Tuesday, May 8, 2012

The O.T. teaching about various gods.

In my last post I wrote that we will take a closer look at what the Bible says about the plurality of the gods.  If you have been in a Christian church, even a few times, you probably have heard that there is only one God.   I do not deny that the Bible says that that is true.  The Bible also speaks of the fact that there are Gods.  It is easy to say that this refers to idols but that statement is not true in every mention of the Gods.

A good place to start is probably at the beginning.  Let us look at Genesis 1:1, (the first verse in the Bible). In the beginning God created heaven and earth. Even Bible teachers who believe that there is only one God, admit that the word God, as it is used here is a plural word for God.  So that Genesis 1:1 really should read like this, In the beginning the gods created heaven and earth.  Plural of H433; gods in the ordinary sense; but specifically used (in the plural thus, especially with the article) of the supreme God; Strong H430

Then, in the second book of the Bible we find these interesting words.  I will pass through the land of Egypt...and on all the gods of Egypt I will execute judgment. Ex. 12:12.  Bible teachers tell us that the word "gods" refers to Egypt's idols.  However, that argument does not stand because the definition for the word gods here is the same as the definition for the word God in Geneses 1:1. So, in this instance, are we going to take what the Bible says literally, or are we going to say, as theologians do, the Bible does not mean what it says? 

Now, back to Genesis 1:26, Then God (the Gods) said, "Let us make man in our image".  If these Gods were only one God, why would He speak to Himself?  Why would He not just think, I will make man in my own image, and then proceed to do it?  

People who insist that there is only one God have strange ways of trying to prove that the Bible does not teach that there is more than one God.  In this case they say that God used the plural word even though he meant the singular word, this is called, using, "the royal we".  It is said that Queen Victoria used to say "we" when she meant "I".  Admittedly, this is one way of explaining the problem, but it sounds like nothing more than an easy way out of an interpretation dead end, if you believe in only one God. 

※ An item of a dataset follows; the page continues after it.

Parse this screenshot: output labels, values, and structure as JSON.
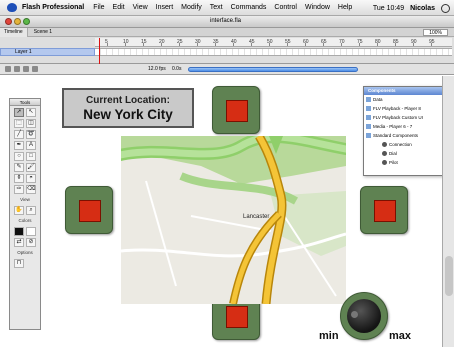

Concerning the problem of the plural pronoun, the well-known author, Isaac Asimov, said, It is possible to argue that this (the plural pronoun) is not true evidence of early polytheism. God might be viewed as using the royal “we”; ... Nevertheless, as far as we know...early beliefs were always polytheistic and monotheism was a late development in the history of ideas.  Or, in other words, why would the writer of Geneses have spoken of a singular God when everyone else in his time period spoke of a variety of gods?

Mr Roop, in his commentary on the words, Let us make man in our image, Genesis 1:26, wrote; God speaks to a group … Yahweh sits in the company of other divine beings. Then, almost as an afterthought, because he realized that a statement like that does not fit church theology he wrote, for example, angels. But the evangelical church has never thought of angels as divine beings. 

Can we not at least consider the thought that there is more than one God?  If that thought, after serious study, just does not "fly" then discard it.